— Problem to work on —
Wherever "have" appears in a line of the listing, report that line.

— Input for this task —

== == ==

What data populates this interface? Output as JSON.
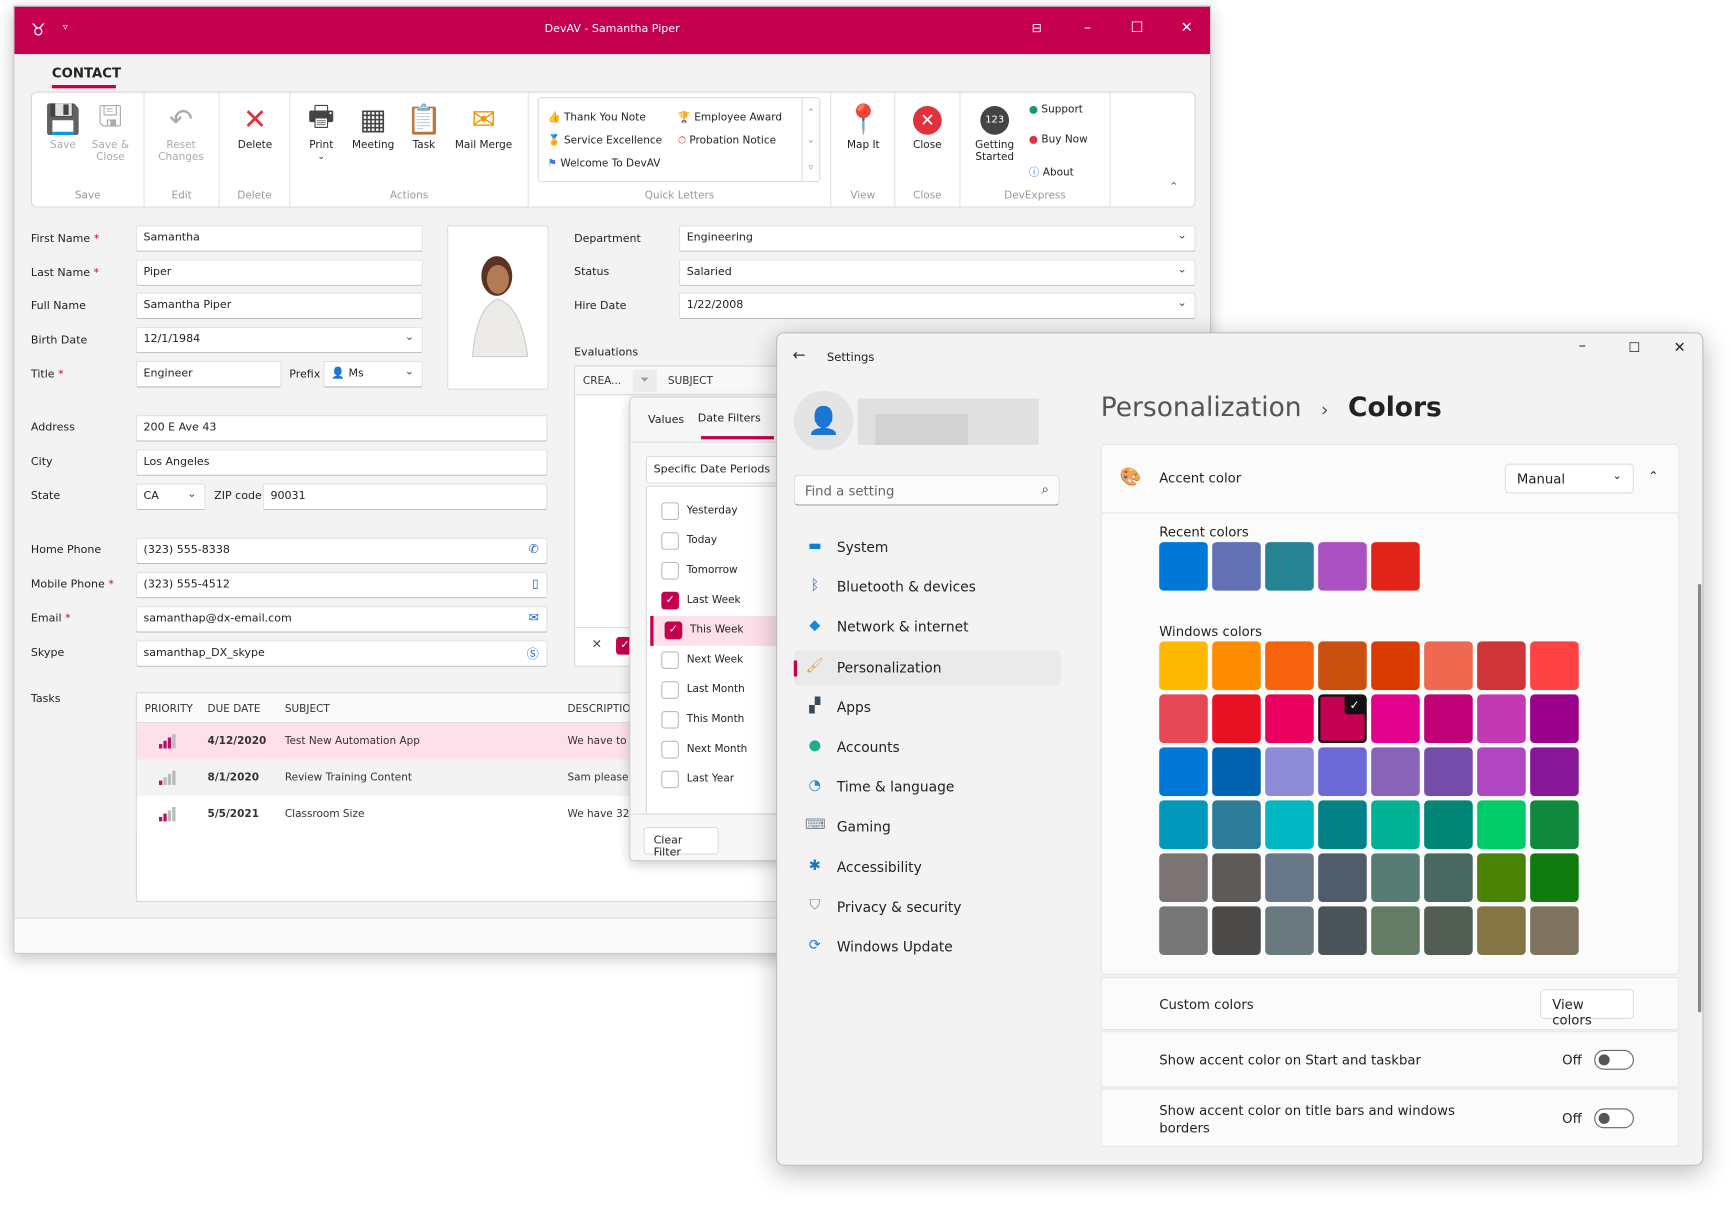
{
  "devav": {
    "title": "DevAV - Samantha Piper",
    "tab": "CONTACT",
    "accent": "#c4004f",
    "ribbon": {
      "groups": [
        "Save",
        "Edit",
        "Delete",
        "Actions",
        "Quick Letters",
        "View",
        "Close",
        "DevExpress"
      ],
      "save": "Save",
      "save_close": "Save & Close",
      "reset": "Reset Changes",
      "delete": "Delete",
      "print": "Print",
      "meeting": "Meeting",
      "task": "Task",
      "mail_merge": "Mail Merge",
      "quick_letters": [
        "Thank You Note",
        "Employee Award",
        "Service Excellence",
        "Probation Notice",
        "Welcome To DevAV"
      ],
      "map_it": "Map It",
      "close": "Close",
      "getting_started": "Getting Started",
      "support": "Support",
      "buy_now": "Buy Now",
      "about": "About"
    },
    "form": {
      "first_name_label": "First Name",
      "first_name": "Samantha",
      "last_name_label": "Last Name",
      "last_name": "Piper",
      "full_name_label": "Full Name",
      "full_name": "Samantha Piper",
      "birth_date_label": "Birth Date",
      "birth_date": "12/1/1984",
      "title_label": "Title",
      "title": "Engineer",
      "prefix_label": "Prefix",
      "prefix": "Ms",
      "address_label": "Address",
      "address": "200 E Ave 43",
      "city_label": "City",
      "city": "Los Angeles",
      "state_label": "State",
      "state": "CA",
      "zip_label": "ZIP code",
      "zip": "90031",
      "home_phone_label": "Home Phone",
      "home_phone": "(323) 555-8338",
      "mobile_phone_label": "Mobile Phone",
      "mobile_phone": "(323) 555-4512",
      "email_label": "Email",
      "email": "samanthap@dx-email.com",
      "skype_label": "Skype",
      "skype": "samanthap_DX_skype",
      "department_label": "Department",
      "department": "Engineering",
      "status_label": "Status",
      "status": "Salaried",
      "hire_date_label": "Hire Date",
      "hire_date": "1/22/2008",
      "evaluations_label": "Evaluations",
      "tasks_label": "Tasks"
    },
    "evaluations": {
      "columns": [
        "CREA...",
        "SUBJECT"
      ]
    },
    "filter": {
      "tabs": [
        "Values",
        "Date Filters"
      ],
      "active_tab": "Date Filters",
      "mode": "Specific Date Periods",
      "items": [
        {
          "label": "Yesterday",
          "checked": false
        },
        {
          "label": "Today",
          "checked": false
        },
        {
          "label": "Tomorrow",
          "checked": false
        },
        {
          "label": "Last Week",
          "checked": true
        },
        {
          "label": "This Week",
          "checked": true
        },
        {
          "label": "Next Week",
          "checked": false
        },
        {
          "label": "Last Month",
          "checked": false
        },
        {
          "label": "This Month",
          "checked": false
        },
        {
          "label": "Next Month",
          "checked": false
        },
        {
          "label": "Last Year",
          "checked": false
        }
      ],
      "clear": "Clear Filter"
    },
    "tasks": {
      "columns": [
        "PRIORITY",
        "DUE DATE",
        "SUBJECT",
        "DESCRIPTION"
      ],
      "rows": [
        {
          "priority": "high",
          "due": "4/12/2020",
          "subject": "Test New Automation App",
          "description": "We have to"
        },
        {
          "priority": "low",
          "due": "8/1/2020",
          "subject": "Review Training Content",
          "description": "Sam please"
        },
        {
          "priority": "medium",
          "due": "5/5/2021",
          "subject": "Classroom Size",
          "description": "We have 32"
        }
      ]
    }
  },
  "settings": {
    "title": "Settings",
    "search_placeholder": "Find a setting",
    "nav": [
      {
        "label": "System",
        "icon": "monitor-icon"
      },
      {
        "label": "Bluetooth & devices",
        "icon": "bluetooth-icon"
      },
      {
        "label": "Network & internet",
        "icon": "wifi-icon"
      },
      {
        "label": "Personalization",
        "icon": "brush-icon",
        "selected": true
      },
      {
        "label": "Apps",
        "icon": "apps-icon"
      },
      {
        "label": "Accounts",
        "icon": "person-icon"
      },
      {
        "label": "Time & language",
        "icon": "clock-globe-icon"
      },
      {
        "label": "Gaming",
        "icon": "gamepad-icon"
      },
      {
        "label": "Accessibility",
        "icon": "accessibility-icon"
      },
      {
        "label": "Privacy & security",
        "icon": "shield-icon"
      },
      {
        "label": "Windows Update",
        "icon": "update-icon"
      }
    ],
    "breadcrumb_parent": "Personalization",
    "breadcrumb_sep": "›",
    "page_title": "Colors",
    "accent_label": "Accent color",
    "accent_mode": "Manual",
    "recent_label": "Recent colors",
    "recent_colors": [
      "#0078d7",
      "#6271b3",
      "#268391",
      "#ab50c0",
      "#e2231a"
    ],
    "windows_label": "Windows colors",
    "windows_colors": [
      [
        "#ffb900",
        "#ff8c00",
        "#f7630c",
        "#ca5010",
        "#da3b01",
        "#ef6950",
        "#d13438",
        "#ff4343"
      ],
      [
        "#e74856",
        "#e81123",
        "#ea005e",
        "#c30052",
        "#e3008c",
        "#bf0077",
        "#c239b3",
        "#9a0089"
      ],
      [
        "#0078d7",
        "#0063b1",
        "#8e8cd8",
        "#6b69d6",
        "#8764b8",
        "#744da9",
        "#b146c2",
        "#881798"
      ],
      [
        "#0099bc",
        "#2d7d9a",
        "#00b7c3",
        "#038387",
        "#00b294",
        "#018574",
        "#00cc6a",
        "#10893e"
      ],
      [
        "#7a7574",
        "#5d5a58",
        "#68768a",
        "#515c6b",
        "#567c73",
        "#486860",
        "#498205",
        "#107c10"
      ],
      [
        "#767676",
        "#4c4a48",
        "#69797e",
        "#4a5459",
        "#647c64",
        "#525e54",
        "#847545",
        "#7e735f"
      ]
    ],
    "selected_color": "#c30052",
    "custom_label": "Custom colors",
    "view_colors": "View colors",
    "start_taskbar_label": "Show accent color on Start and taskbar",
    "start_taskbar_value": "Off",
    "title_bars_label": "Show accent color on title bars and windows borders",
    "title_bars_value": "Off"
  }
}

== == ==

— Answer to the exercise —
          "description": "We have to"
          "description": "We have 32"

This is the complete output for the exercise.